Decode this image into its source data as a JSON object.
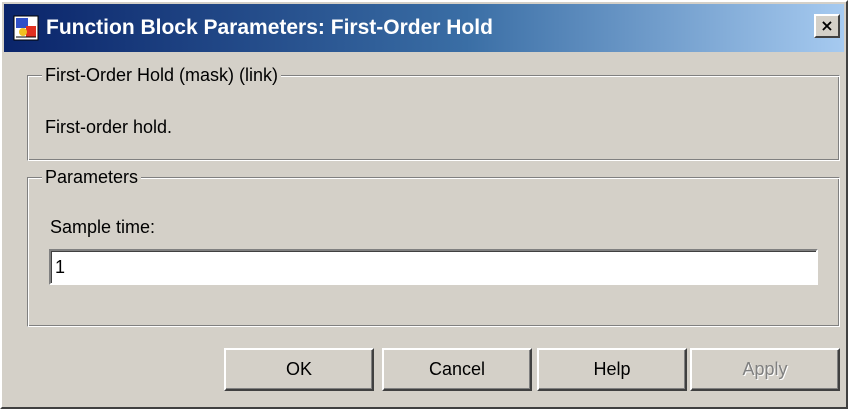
{
  "window": {
    "title": "Function Block Parameters: First-Order Hold",
    "icon": "simulink-block-icon",
    "close_label": "×"
  },
  "description_group": {
    "legend": "First-Order Hold (mask) (link)",
    "text": "First-order hold."
  },
  "parameters_group": {
    "legend": "Parameters",
    "sample_time_label": "Sample time:",
    "sample_time_value": "1"
  },
  "buttons": {
    "ok": "OK",
    "cancel": "Cancel",
    "help": "Help",
    "apply": "Apply",
    "apply_enabled": false
  },
  "colors": {
    "titlebar_start": "#0a246a",
    "titlebar_end": "#a6caf0",
    "face": "#d4d0c8",
    "disabled_text": "#808080"
  }
}
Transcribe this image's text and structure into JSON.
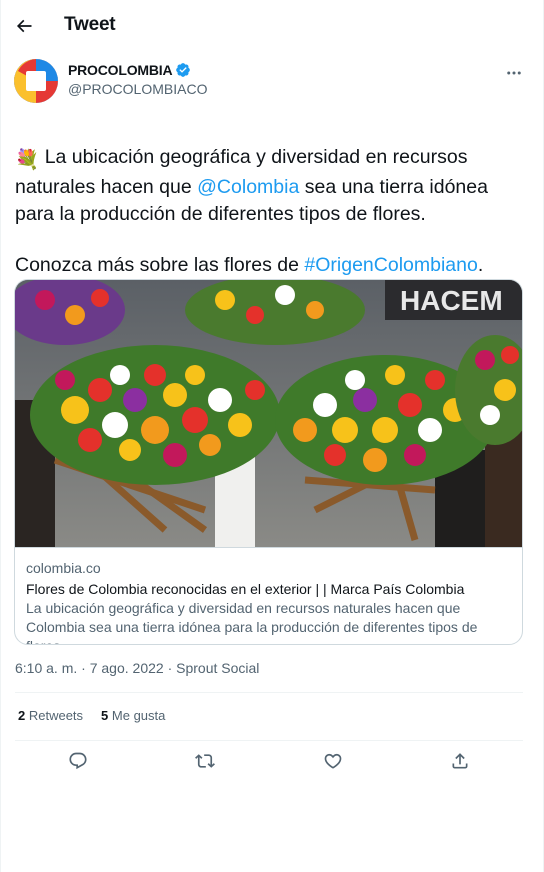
{
  "header": {
    "title": "Tweet",
    "back_icon": "arrow-left-icon"
  },
  "author": {
    "name": "PROCOLOMBIA",
    "handle": "@PROCOLOMBIACO",
    "verified": true,
    "avatar_colors": [
      "#0a2c6a",
      "#fcd116",
      "#ce1126",
      "#2a8bd8"
    ]
  },
  "tweet": {
    "emoji_flag": "colombia-flag",
    "emoji_bouquet": "💐",
    "text_1": " La ubicación geográfica y diversidad en recursos naturales hacen que ",
    "mention": "@Colombia",
    "text_2": " sea una tierra idónea para la producción de diferentes tipos de flores.",
    "text_3": "Conozca más sobre las flores de ",
    "hashtag": "#OrigenColombiano",
    "text_4": ".",
    "emoji_point": "👇"
  },
  "card": {
    "domain": "colombia.co",
    "title": "Flores de Colombia reconocidas en el exterior | | Marca País Colombia",
    "description": "La ubicación geográfica y diversidad en recursos naturales hacen que Colombia sea una tierra idónea para la producción de diferentes tipos de flores",
    "image_banner_text": "HACEM"
  },
  "meta": {
    "time": "6:10 a. m.",
    "separator": " · ",
    "date": "7 ago. 2022",
    "source": "Sprout Social"
  },
  "stats": {
    "retweets_count": "2",
    "retweets_label": " Retweets",
    "likes_count": "5",
    "likes_label": " Me gusta"
  },
  "actions": {
    "reply_icon": "reply-icon",
    "retweet_icon": "retweet-icon",
    "like_icon": "heart-icon",
    "share_icon": "share-icon"
  },
  "colors": {
    "link": "#1d9bf0",
    "verified": "#1d9bf0",
    "text": "#0f1419",
    "muted": "#536471",
    "border": "#cfd9de"
  }
}
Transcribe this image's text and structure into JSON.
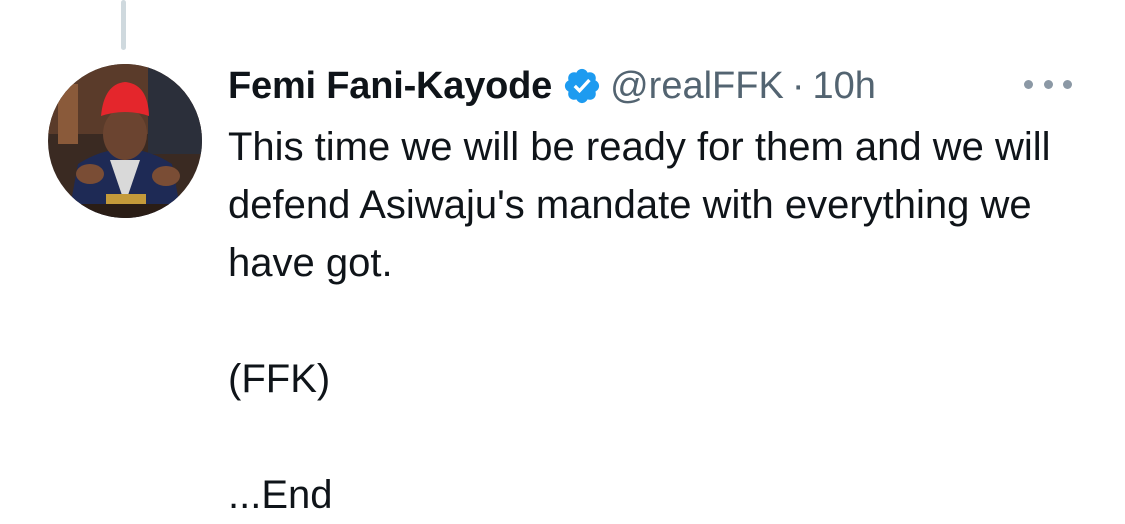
{
  "tweet": {
    "author": {
      "display_name": "Femi Fani-Kayode",
      "handle": "@realFFK",
      "verified": true,
      "avatar_icon": "profile-photo"
    },
    "separator": "·",
    "time": "10h",
    "more_icon": "ellipsis-icon",
    "paragraphs": [
      "This time we will be ready for them and we will defend Asiwaju's mandate with everything we have got.",
      "(FFK)",
      "...End"
    ]
  },
  "colors": {
    "verified": "#1d9bf0",
    "text": "#0f1419",
    "secondary_text": "#536471",
    "thread_line": "#cfd9de"
  }
}
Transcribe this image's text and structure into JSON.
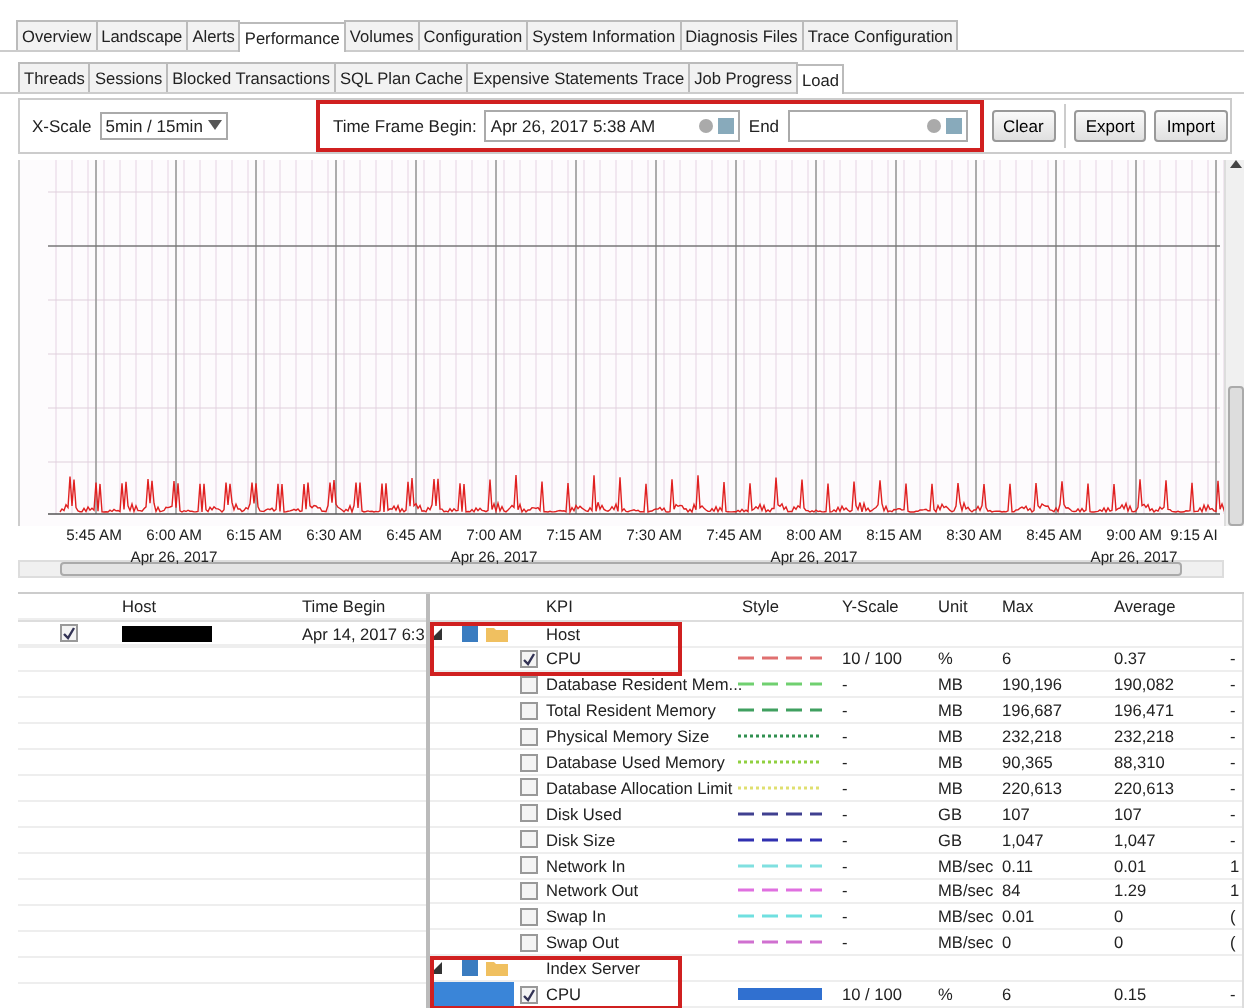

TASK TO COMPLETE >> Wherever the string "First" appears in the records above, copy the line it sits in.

EXERCISE RESPONSE >>
    "title": "Function Block Parameters: First-Order Hold",
    "legend": "First-Order Hold (mask) (link)",
    "text": "First-order hold."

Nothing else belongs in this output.